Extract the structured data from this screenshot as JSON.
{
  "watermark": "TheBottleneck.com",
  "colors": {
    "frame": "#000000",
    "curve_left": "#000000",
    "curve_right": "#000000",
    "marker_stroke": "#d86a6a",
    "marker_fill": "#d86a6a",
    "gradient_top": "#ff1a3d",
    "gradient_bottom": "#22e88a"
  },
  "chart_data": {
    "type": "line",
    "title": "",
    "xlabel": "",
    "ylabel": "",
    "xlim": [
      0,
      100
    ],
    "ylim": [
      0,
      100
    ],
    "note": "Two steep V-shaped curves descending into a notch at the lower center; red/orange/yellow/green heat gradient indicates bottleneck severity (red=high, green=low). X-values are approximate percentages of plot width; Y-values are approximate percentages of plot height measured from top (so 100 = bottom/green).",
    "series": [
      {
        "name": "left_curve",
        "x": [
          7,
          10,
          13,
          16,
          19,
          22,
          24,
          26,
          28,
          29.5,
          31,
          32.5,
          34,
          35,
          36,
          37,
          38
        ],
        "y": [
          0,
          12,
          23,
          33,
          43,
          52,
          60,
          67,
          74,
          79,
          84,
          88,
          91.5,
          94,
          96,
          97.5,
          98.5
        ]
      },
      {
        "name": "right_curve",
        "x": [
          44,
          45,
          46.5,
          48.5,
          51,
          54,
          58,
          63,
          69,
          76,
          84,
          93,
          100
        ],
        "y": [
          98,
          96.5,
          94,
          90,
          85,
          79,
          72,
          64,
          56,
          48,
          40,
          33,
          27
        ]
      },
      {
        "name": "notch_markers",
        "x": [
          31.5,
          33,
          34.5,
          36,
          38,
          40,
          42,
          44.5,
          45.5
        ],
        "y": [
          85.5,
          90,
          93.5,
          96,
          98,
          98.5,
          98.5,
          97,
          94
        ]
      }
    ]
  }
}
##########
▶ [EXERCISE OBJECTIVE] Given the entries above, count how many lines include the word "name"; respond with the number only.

▶ [SOLUTION FOR THIS TASK] 3